- _RECORDS SUPPLIED_:
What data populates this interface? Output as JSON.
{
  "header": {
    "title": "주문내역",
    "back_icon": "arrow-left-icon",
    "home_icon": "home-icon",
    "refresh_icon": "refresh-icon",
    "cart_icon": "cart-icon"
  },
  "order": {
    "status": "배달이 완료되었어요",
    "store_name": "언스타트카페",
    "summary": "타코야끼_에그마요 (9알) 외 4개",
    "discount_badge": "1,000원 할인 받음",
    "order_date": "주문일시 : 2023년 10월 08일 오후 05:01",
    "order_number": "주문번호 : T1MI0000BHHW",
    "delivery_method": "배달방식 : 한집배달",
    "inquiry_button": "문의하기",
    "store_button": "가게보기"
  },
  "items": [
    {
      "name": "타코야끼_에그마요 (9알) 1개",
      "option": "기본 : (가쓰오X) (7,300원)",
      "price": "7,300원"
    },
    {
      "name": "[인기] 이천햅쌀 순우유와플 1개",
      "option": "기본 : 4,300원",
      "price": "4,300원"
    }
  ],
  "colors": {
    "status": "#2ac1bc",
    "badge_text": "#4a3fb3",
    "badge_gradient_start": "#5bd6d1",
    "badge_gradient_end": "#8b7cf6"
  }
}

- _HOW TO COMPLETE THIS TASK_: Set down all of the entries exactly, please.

- _SOLUTION TO THIS PROBLEM_:
What data populates this interface? Output as JSON.
{
  "header": {
    "title": "주문내역",
    "back_icon": "arrow-left-icon",
    "home_icon": "home-icon",
    "refresh_icon": "refresh-icon",
    "cart_icon": "cart-icon"
  },
  "order": {
    "status": "배달이 완료되었어요",
    "store_name": "언스타트카페",
    "summary": "타코야끼_에그마요 (9알) 외 4개",
    "discount_badge": "1,000원 할인 받음",
    "order_date": "주문일시 : 2023년 10월 08일 오후 05:01",
    "order_number": "주문번호 : T1MI0000BHHW",
    "delivery_method": "배달방식 : 한집배달",
    "inquiry_button": "문의하기",
    "store_button": "가게보기"
  },
  "items": [
    {
      "name": "타코야끼_에그마요 (9알) 1개",
      "option": "기본 : (가쓰오X) (7,300원)",
      "price": "7,300원"
    },
    {
      "name": "[인기] 이천햅쌀 순우유와플 1개",
      "option": "기본 : 4,300원",
      "price": "4,300원"
    }
  ],
  "colors": {
    "status": "#2ac1bc",
    "badge_text": "#4a3fb3",
    "badge_gradient_start": "#5bd6d1",
    "badge_gradient_end": "#8b7cf6"
  }
}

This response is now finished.